Then I think about it, then I look over at him to see if he has heard me correctly, then I see his eyebrows pull together in a frown as he asses that and then I burst out laughing.

Of course I  had meant to say Clematis – quite a faux pas that one!

That quickly forgotten we get back into the car and head for The Church of St Peter and St Paul. Although I am not religious, I do have a thing for Churches and Graveyards!

‘Impressive’ is the word I’d use for this church and, ‘church’ is not enough of a word either. I’d say this was a Cathedral humbly posing as a church.

The ChurchThis magnificent structure was built after the battle of Bosworth in 1485. It features stunning Gothic Architecture and lay’s claim to the title of highest church tower in Britain. It has wonderful history but, I’m not here to tell you about that, I’m not a historian, just a humble blogger taking you on a journey through my eyes. If you are interested in learning more about the history, you can find information here: The Church of St Peter & St Paul 

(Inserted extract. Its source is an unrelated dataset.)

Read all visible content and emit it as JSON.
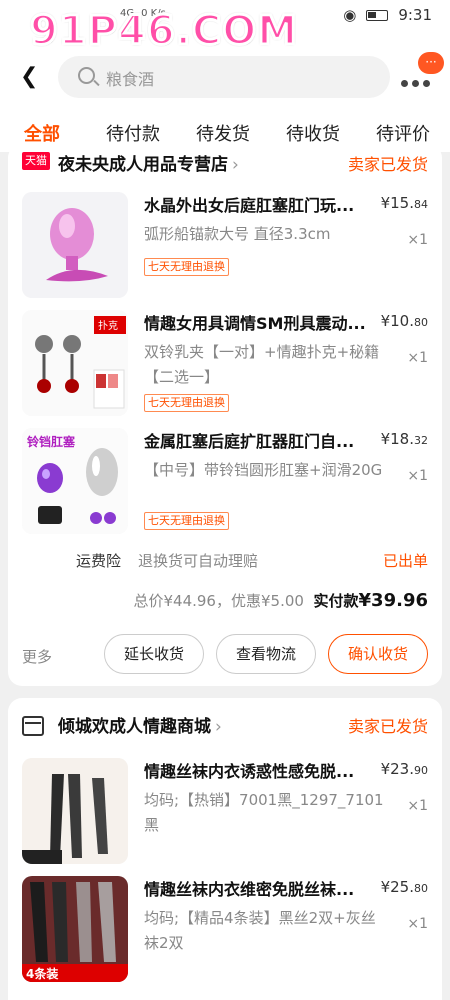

The grounds are beautifully kept. The gravestones, crosses and tombs are covered in lichen and for the most part, unreadable. The ones we can make out date from the 1700’s.

The GroundsA small cluster sit by the church entrance, decorated with Memento Mori. The most impressive are the two with a Death Skull, a Cherub and the face of Old Father Time across the top.

Everything about this site is a feast for the eyes. The graveyard, the topiary, the tower, the carvings and the leaded windows but, this is nothing compared to the inside.

It is quite simply breath-taking. Under Gothic arches and vaulted ceilings the stained glass windows play out biblical scenes in the brightest of color. They are exquisite.

As you wander there are symbols everywhere; carvings depicting both pagan and christian belief. There are roses, stars, Ivy, wheatsheaf and herons and not forgetting  the Green Man who glances down at you from many corners.

I could rave on and on about the church but I think, it will say more in photos so, I’ll leave you with some of them 🙂

NB: I do actually follow a blogger called Denis Awbrey, a photographer who travels around Europe taking photos of religious architecture. He knows a lot more about them than I do and his photos are stunning. If this is something you too are interested in then hop over to Via Lucas for a browse: http://vialucispress.wordpress.com/